Sylviane Diouf: In Indian art, we find real people, depicted with their true characteristics, shown as they really were. The impression that I have, after having viewed many items, is that Indian art is very realistic and treats Africans in the same way as others.
The Walters Art Museum insists that this exhibition constitutes an attempt to “create an increased sense of a shared heritage” with the African-American community of Baltimore, and to serve a more “diverse audience”. Do you feel that the attempt was successful in this respect?
Joaneath Spicer: Yes, I do. People care about other people, and people care also about their sense of their own role in history. There is a reason that traditionally African-Americans have not come so much to art museums to my mind.

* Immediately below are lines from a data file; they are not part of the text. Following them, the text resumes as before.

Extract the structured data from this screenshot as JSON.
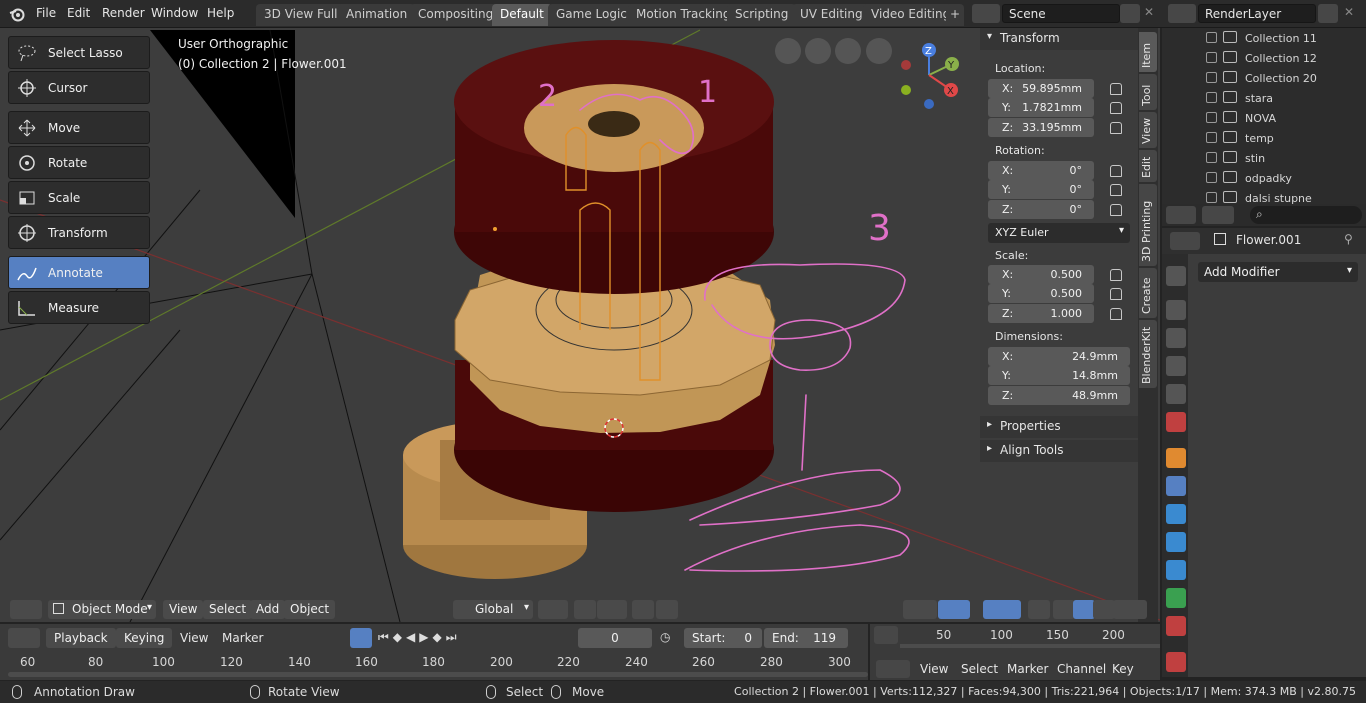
{
  "topbar": {
    "menus": [
      "File",
      "Edit",
      "Render",
      "Window",
      "Help"
    ],
    "workspaces": [
      "3D View Full",
      "Animation",
      "Compositing",
      "Default",
      "Game Logic",
      "Motion Tracking",
      "Scripting",
      "UV Editing",
      "Video Editing"
    ],
    "active_workspace": "Default",
    "add_tab": "+",
    "scene": "Scene",
    "render_layer": "RenderLayer"
  },
  "viewport": {
    "view_name": "User Orthographic",
    "object_info": "(0) Collection 2 | Flower.001",
    "annotation_numbers": [
      "2",
      "1",
      "3",
      "1"
    ]
  },
  "toolbar": {
    "tools": [
      {
        "label": "Select Lasso",
        "icon": "lasso-icon"
      },
      {
        "label": "Cursor",
        "icon": "cursor-icon"
      },
      {
        "label": "Move",
        "icon": "move-icon"
      },
      {
        "label": "Rotate",
        "icon": "rotate-icon"
      },
      {
        "label": "Scale",
        "icon": "scale-icon"
      },
      {
        "label": "Transform",
        "icon": "transform-icon"
      },
      {
        "label": "Annotate",
        "icon": "annotate-icon"
      },
      {
        "label": "Measure",
        "icon": "measure-icon"
      }
    ],
    "active_tool": "Annotate"
  },
  "npanel": {
    "transform_title": "Transform",
    "location_label": "Location:",
    "location": [
      {
        "axis": "X:",
        "value": "59.895mm"
      },
      {
        "axis": "Y:",
        "value": "1.7821mm"
      },
      {
        "axis": "Z:",
        "value": "33.195mm"
      }
    ],
    "rotation_label": "Rotation:",
    "rotation": [
      {
        "axis": "X:",
        "value": "0°"
      },
      {
        "axis": "Y:",
        "value": "0°"
      },
      {
        "axis": "Z:",
        "value": "0°"
      }
    ],
    "rotation_mode": "XYZ Euler",
    "scale_label": "Scale:",
    "scale": [
      {
        "axis": "X:",
        "value": "0.500"
      },
      {
        "axis": "Y:",
        "value": "0.500"
      },
      {
        "axis": "Z:",
        "value": "1.000"
      }
    ],
    "dimensions_label": "Dimensions:",
    "dimensions": [
      {
        "axis": "X:",
        "value": "24.9mm"
      },
      {
        "axis": "Y:",
        "value": "14.8mm"
      },
      {
        "axis": "Z:",
        "value": "48.9mm"
      }
    ],
    "properties_title": "Properties",
    "align_tools_title": "Align Tools",
    "tabs": [
      "Item",
      "Tool",
      "View",
      "Edit",
      "3D Printing",
      "Create",
      "BlenderKit"
    ],
    "active_tab": "Item"
  },
  "viewport_header": {
    "mode": "Object Mode",
    "menus": [
      "View",
      "Select",
      "Add",
      "Object"
    ],
    "orientation": "Global"
  },
  "outliner": {
    "items": [
      "Collection 11",
      "Collection 12",
      "Collection 20",
      "stara",
      "NOVA",
      "temp",
      "stin",
      "odpadky",
      "dalsi stupne"
    ]
  },
  "properties": {
    "object_name": "Flower.001",
    "add_modifier": "Add Modifier"
  },
  "timeline": {
    "menus": [
      "Playback",
      "Keying",
      "View",
      "Marker"
    ],
    "current_frame": "0",
    "start_label": "Start:",
    "start": "0",
    "end_label": "End:",
    "end": "119",
    "ruler": [
      "60",
      "80",
      "100",
      "120",
      "140",
      "160",
      "180",
      "200",
      "220",
      "240",
      "260",
      "280",
      "300"
    ]
  },
  "graph": {
    "ruler": [
      "50",
      "100",
      "150",
      "200"
    ],
    "menus": [
      "View",
      "Select",
      "Marker",
      "Channel",
      "Key"
    ]
  },
  "statusbar": {
    "left_action": "Annotation Draw",
    "middle_action": "Rotate View",
    "right_click": "Select",
    "right_action": "Move",
    "stats": "Collection 2 | Flower.001 | Verts:112,327 | Faces:94,300 | Tris:221,964 | Objects:1/17 | Mem: 374.3 MB | v2.80.75"
  }
}
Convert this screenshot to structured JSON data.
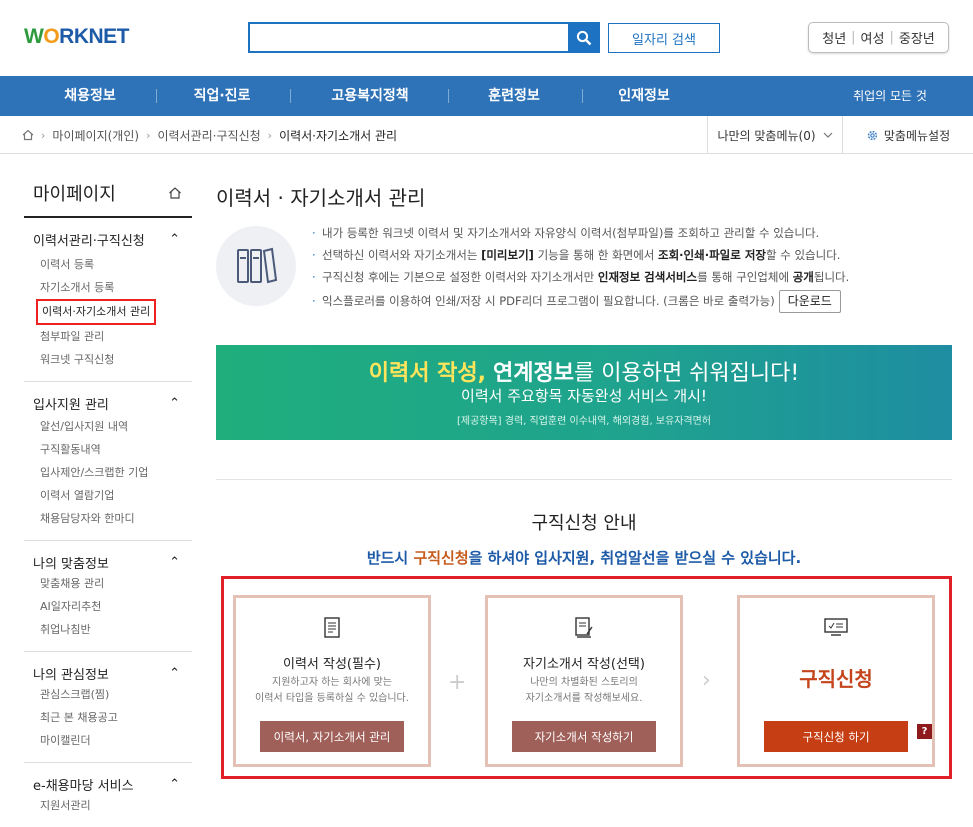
{
  "header": {
    "logo": "WORKNET",
    "search_placeholder": "",
    "job_search_label": "일자리 검색",
    "audience": [
      "청년",
      "여성",
      "중장년"
    ]
  },
  "nav": {
    "items": [
      "채용정보",
      "직업·진로",
      "고용복지정책",
      "훈련정보",
      "인재정보"
    ],
    "right": "취업의 모든 것"
  },
  "breadcrumb": {
    "items": [
      "마이페이지(개인)",
      "이력서관리·구직신청",
      "이력서·자기소개서 관리"
    ],
    "my_menu": "나만의 맞춤메뉴(0)",
    "my_menu_settings": "맞춤메뉴설정"
  },
  "sidebar": {
    "title": "마이페이지",
    "groups": [
      {
        "title": "이력서관리·구직신청",
        "items": [
          "이력서 등록",
          "자기소개서 등록",
          "이력서·자기소개서 관리",
          "첨부파일 관리",
          "워크넷 구직신청"
        ]
      },
      {
        "title": "입사지원 관리",
        "items": [
          "알선/입사지원 내역",
          "구직활동내역",
          "입사제안/스크랩한 기업",
          "이력서 열람기업",
          "채용담당자와 한마디"
        ]
      },
      {
        "title": "나의 맞춤정보",
        "items": [
          "맞춤채용 관리",
          "AI일자리추천",
          "취업나침반"
        ]
      },
      {
        "title": "나의 관심정보",
        "items": [
          "관심스크랩(찜)",
          "최근 본 채용공고",
          "마이캘린더"
        ]
      },
      {
        "title": "e-채용마당 서비스",
        "items": [
          "지원서관리"
        ]
      }
    ]
  },
  "main": {
    "title": "이력서 · 자기소개서 관리",
    "intro": [
      {
        "a": "내가 등록한 워크넷 이력서 및 자기소개서와 자유양식 이력서(첨부파일)를 조회하고 관리할 수 있습니다."
      },
      {
        "a": "선택하신 이력서와 자기소개서는 ",
        "b": "[미리보기]",
        "c": " 기능을 통해 한 화면에서 ",
        "d": "조회·인쇄·파일로 저장",
        "e": "할 수 있습니다."
      },
      {
        "a": "구직신청 후에는 기본으로 설정한 이력서와 자기소개서만 ",
        "b": "인재정보 검색서비스",
        "c": "를 통해 구인업체에 ",
        "d": "공개",
        "e": "됩니다."
      },
      {
        "a": "익스플로러를 이용하여 인쇄/저장 시 PDF리더 프로그램이 필요합니다. (크롬은 바로 출력가능)"
      }
    ],
    "download_label": "다운로드",
    "banner": {
      "y1": "이력서 작성,",
      "b1": "연계정보",
      "rest": "를 이용하면 쉬워집니다!",
      "line2": "이력서 주요항목 자동완성 서비스 개시!",
      "line3": "[제공항목] 경력, 직업훈련 이수내역, 해외경험, 보유자격면허"
    },
    "guide_title": "구직신청 안내",
    "guide_sub": {
      "a": "반드시 ",
      "b": "구직신청",
      "c": "을 하셔야 입사지원, 취업알선을 받으실 수 있습니다."
    },
    "steps": [
      {
        "title": "이력서 작성(필수)",
        "desc1": "지원하고자 하는 회사에 맞는",
        "desc2": "이력서 타입을 등록하실 수 있습니다.",
        "button": "이력서, 자기소개서 관리"
      },
      {
        "title": "자기소개서 작성(선택)",
        "desc1": "나만의 차별화된 스토리의",
        "desc2": "자기소개서를 작성해보세요.",
        "button": "자기소개서 작성하기"
      },
      {
        "big": "구직신청",
        "button": "구직신청 하기",
        "help": "?"
      }
    ]
  },
  "colors": {
    "brand_blue": "#2e72b8",
    "highlight_red": "#e01f26",
    "step_button": "#a0605a",
    "apply_button": "#c63f14"
  }
}
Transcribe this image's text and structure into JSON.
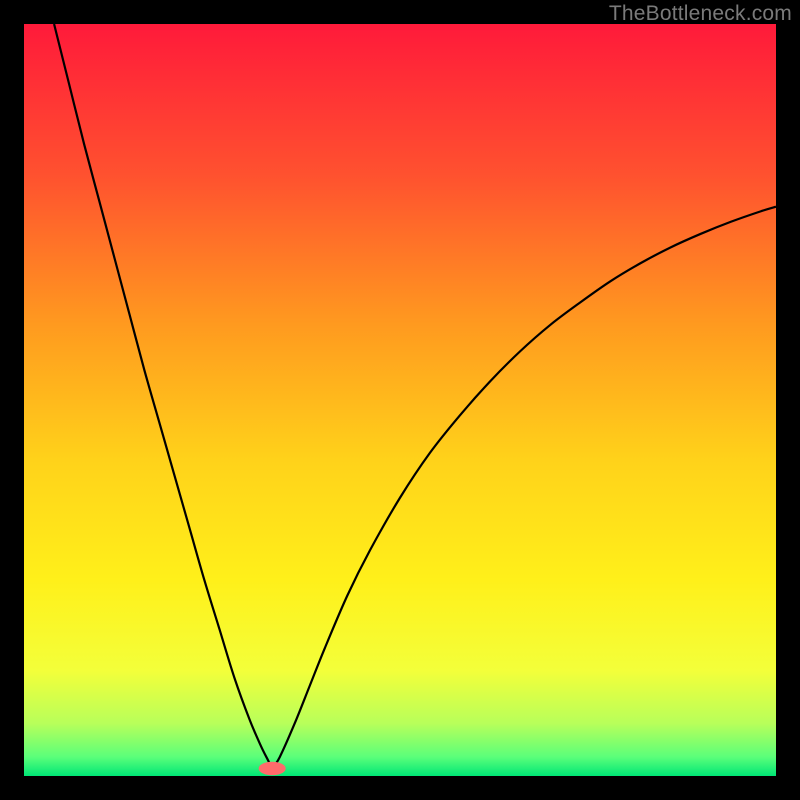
{
  "watermark": "TheBottleneck.com",
  "chart_data": {
    "type": "line",
    "title": "",
    "xlabel": "",
    "ylabel": "",
    "xlim": [
      0,
      100
    ],
    "ylim": [
      0,
      100
    ],
    "grid": false,
    "legend": false,
    "gradient_stops": [
      {
        "offset": 0.0,
        "color": "#ff1a3a"
      },
      {
        "offset": 0.2,
        "color": "#ff512f"
      },
      {
        "offset": 0.4,
        "color": "#ff9a1f"
      },
      {
        "offset": 0.58,
        "color": "#ffd21a"
      },
      {
        "offset": 0.74,
        "color": "#fff01a"
      },
      {
        "offset": 0.86,
        "color": "#f3ff3a"
      },
      {
        "offset": 0.93,
        "color": "#b8ff5a"
      },
      {
        "offset": 0.975,
        "color": "#5aff7a"
      },
      {
        "offset": 1.0,
        "color": "#00e676"
      }
    ],
    "green_band": {
      "y0": 96.5,
      "y1": 100
    },
    "marker": {
      "x": 33,
      "y": 99,
      "rx": 1.8,
      "ry": 0.9,
      "color": "#ff6b6b"
    },
    "series": [
      {
        "name": "left-branch",
        "x": [
          4,
          6,
          8,
          10,
          12,
          14,
          16,
          18,
          20,
          22,
          24,
          26,
          28,
          30,
          31.5,
          32.5,
          33
        ],
        "y": [
          0,
          8,
          16,
          23.5,
          31,
          38.5,
          46,
          53,
          60,
          67,
          74,
          80.5,
          87,
          92.5,
          96,
          98,
          99
        ]
      },
      {
        "name": "right-branch",
        "x": [
          33,
          34,
          36,
          38,
          40,
          43,
          46,
          50,
          54,
          58,
          62,
          66,
          70,
          74,
          78,
          82,
          86,
          90,
          94,
          98,
          100
        ],
        "y": [
          99,
          97.5,
          93,
          88,
          83,
          76,
          70,
          63,
          57,
          52,
          47.5,
          43.5,
          40,
          37,
          34.2,
          31.8,
          29.7,
          27.9,
          26.3,
          24.9,
          24.3
        ]
      }
    ]
  }
}
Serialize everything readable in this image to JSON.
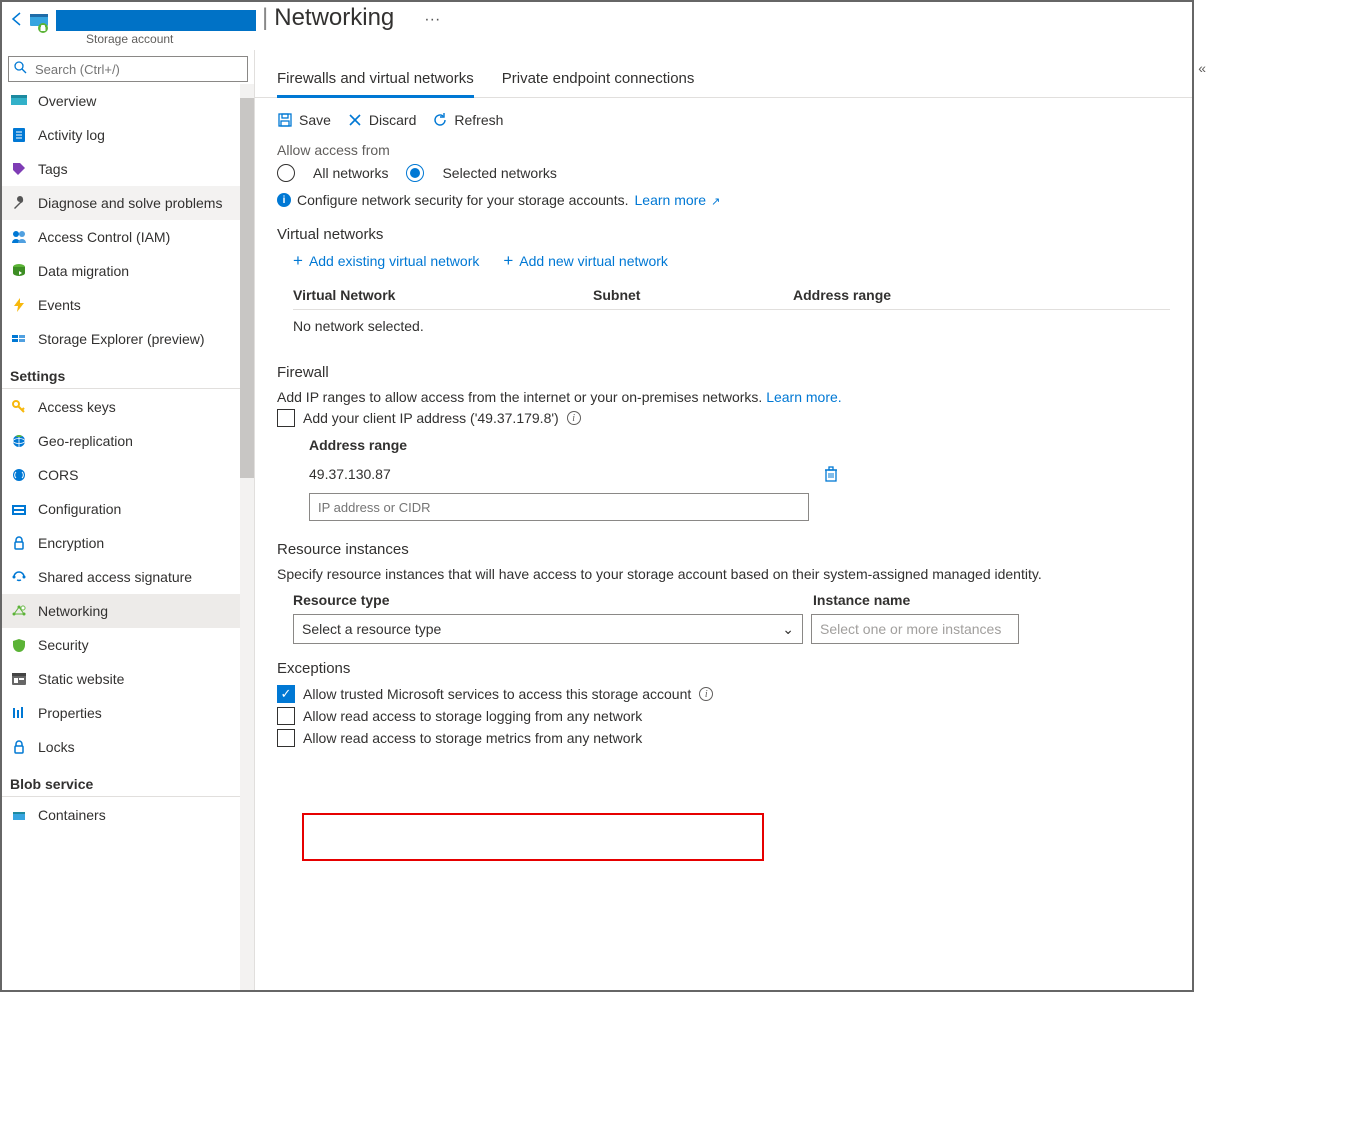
{
  "header": {
    "page_title": "Networking",
    "subtitle": "Storage account"
  },
  "sidebar": {
    "search_placeholder": "Search (Ctrl+/)",
    "top_items": [
      {
        "icon": "overview",
        "label": "Overview"
      },
      {
        "icon": "activity",
        "label": "Activity log"
      },
      {
        "icon": "tags",
        "label": "Tags"
      },
      {
        "icon": "diagnose",
        "label": "Diagnose and solve problems"
      },
      {
        "icon": "access",
        "label": "Access Control (IAM)"
      },
      {
        "icon": "migration",
        "label": "Data migration"
      },
      {
        "icon": "events",
        "label": "Events"
      },
      {
        "icon": "explorer",
        "label": "Storage Explorer (preview)"
      }
    ],
    "settings_label": "Settings",
    "settings_items": [
      {
        "icon": "keys",
        "label": "Access keys"
      },
      {
        "icon": "geo",
        "label": "Geo-replication"
      },
      {
        "icon": "cors",
        "label": "CORS"
      },
      {
        "icon": "config",
        "label": "Configuration"
      },
      {
        "icon": "encryption",
        "label": "Encryption"
      },
      {
        "icon": "sas",
        "label": "Shared access signature"
      },
      {
        "icon": "networking",
        "label": "Networking"
      },
      {
        "icon": "security",
        "label": "Security"
      },
      {
        "icon": "static",
        "label": "Static website"
      },
      {
        "icon": "properties",
        "label": "Properties"
      },
      {
        "icon": "locks",
        "label": "Locks"
      }
    ],
    "blob_label": "Blob service",
    "blob_items": [
      {
        "icon": "containers",
        "label": "Containers"
      }
    ]
  },
  "tabs": {
    "firewalls": "Firewalls and virtual networks",
    "private": "Private endpoint connections"
  },
  "toolbar": {
    "save": "Save",
    "discard": "Discard",
    "refresh": "Refresh"
  },
  "access": {
    "label": "Allow access from",
    "all": "All networks",
    "selected": "Selected networks",
    "info": "Configure network security for your storage accounts.",
    "learn": "Learn more"
  },
  "vnet": {
    "heading": "Virtual networks",
    "add_existing": "Add existing virtual network",
    "add_new": "Add new virtual network",
    "col_network": "Virtual Network",
    "col_subnet": "Subnet",
    "col_range": "Address range",
    "empty": "No network selected."
  },
  "firewall": {
    "heading": "Firewall",
    "desc": "Add IP ranges to allow access from the internet or your on-premises networks.",
    "learn": "Learn more.",
    "client_ip": "Add your client IP address ('49.37.179.8')",
    "col_range": "Address range",
    "ip_value": "49.37.130.87",
    "placeholder": "IP address or CIDR"
  },
  "resource": {
    "heading": "Resource instances",
    "desc": "Specify resource instances that will have access to your storage account based on their system-assigned managed identity.",
    "col_type": "Resource type",
    "col_name": "Instance name",
    "type_placeholder": "Select a resource type",
    "name_placeholder": "Select one or more instances"
  },
  "exceptions": {
    "heading": "Exceptions",
    "opt1": "Allow trusted Microsoft services to access this storage account",
    "opt2": "Allow read access to storage logging from any network",
    "opt3": "Allow read access to storage metrics from any network"
  }
}
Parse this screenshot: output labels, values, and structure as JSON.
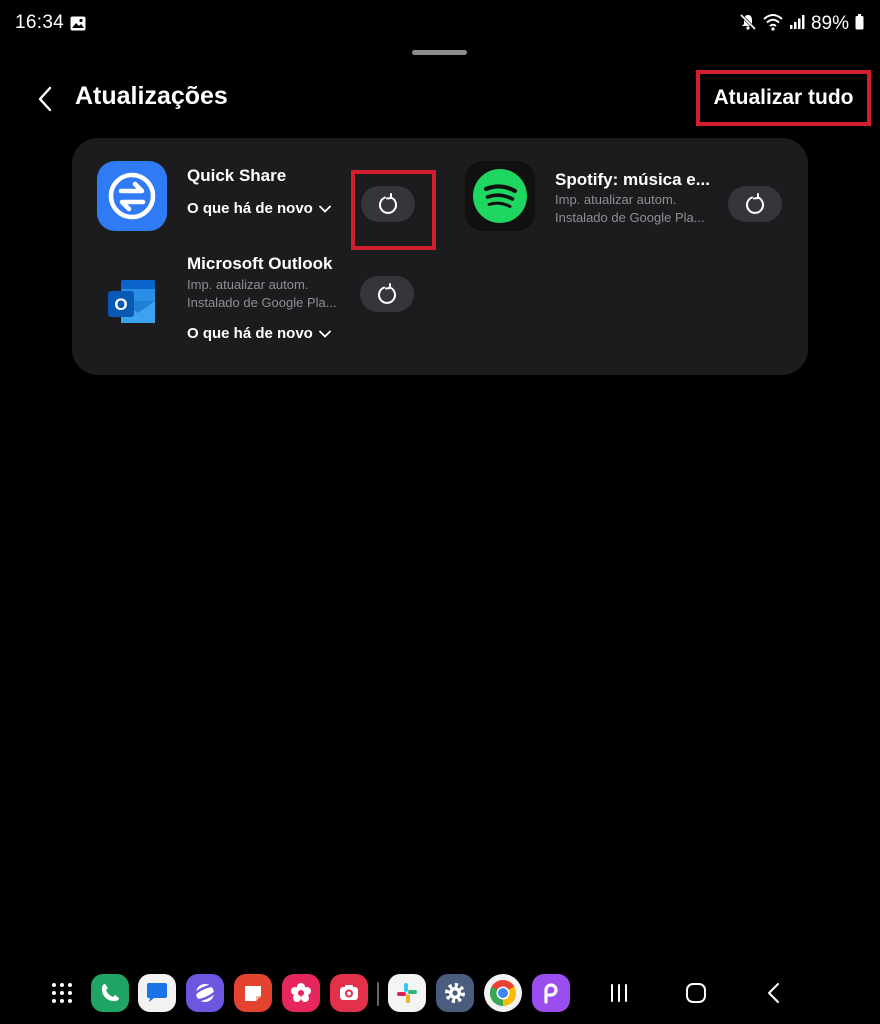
{
  "status_bar": {
    "time": "16:34",
    "battery": "89%",
    "icons": [
      "gallery-icon",
      "mute-icon",
      "wifi-icon",
      "signal-icon",
      "battery-icon"
    ]
  },
  "header": {
    "title": "Atualizações",
    "update_all_label": "Atualizar tudo"
  },
  "apps": [
    {
      "name": "Quick Share",
      "whats_new": "O que há de novo",
      "icon": "quick-share-icon"
    },
    {
      "name": "Spotify: música e...",
      "line1": "Imp. atualizar autom.",
      "line2": "Instalado de Google Pla...",
      "icon": "spotify-icon"
    },
    {
      "name": "Microsoft Outlook",
      "line1": "Imp. atualizar autom.",
      "line2": "Instalado de Google Pla...",
      "whats_new": "O que há de novo",
      "icon": "outlook-icon"
    }
  ],
  "colors": {
    "background": "#000000",
    "card": "#1c1c1e",
    "highlight": "#d11f2d",
    "button": "#36363a",
    "subtext": "#8e8e93"
  },
  "dock": {
    "apps": [
      "phone-icon",
      "messages-icon",
      "internet-icon",
      "notes-icon",
      "gallery-flower-icon",
      "camera-icon",
      "slack-icon",
      "settings-icon",
      "chrome-icon",
      "picsart-icon"
    ],
    "nav": [
      "recents-nav-icon",
      "home-nav-icon",
      "back-nav-icon"
    ]
  }
}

We should not be astonished by this. There is a feeling underneath that they are looking back at history. One of the reasons that there is a tendency to look towards more contemporary art or modern art in African-American culture is that the past is not necessarily a comfortable place, and people would rather look forward. African art is not necessarily appreciated more. Not everybody, just because they are of African ancestry, is going to care about African art. There is no necessary relationship there at all. So that leaves you a little bit in a vacuum. What I really want to share is: “I know you were there, I want you to know that you were there, so that we can just go on. Of course I’m expecting you, because this is your heritage too.” Not only does this seem to me absolutely true, but from a museum perspective I also think it is critical for us. One of the reasons that I kept pushing and pushing for this show is that I personally think that it is absolutely critical for how we operate as institutions. There are all kinds of layers here in which something operates, and I will certainly say that we sold apparently a record number of memberships during that show.
According to both of you, what are the contemporary stakes of the representation of the African Diaspora?
Sylviane Diouf: Here at the Schomburg Center, there has been a realisation that, when they are presented with their history, people are absolutely enthralled, sometimes completely incredulous: “We had no idea that this existed! We didn’t even know that there were black people there!” The academic research has been carried out and continues to grow; there is now a need to pass it on, to successfully repackage it, and present it to the public at large. That is what we are doing here, and we have noticed a great interest in the subject. It’s not only a discovery but there is also a feeling of connection to a much larger African Diaspora. And even though the experiences were different, of shared history.
Joaneath Spicer: I think the stakes are actually considerable. If you are thinking about the Renaissance, just imagine yourself in an upland meadow. There are all these little streams running through it, and it’s all very interesting, it’s beautiful, it’s very lush, many sorts of possibilities here, and they’re all interesting in themselves, but you don’t know which ones, from just focusing on that, are going to be important 200 years later. After all, as a point that I kept having to make, we are not saying that this is a central issue of the Renaissance, this is one small thread within the Renaissance, because the African presence, numerically, was not so great. To my mind, one of the most compelling aspects of this subject, besides just the natural fascination of the untold story, is that I have the advantage of standing downstream. And I can look upstream. And I can see where that stream came from. And what was a little stream is now a river. And, in some degree, it waters our world.
* Image: Portrait of the seventh ruler of Sachin, Nawab Sidi Mohammed Haider Khan, 1930. The Kenneth and Joyce Robbins Collection.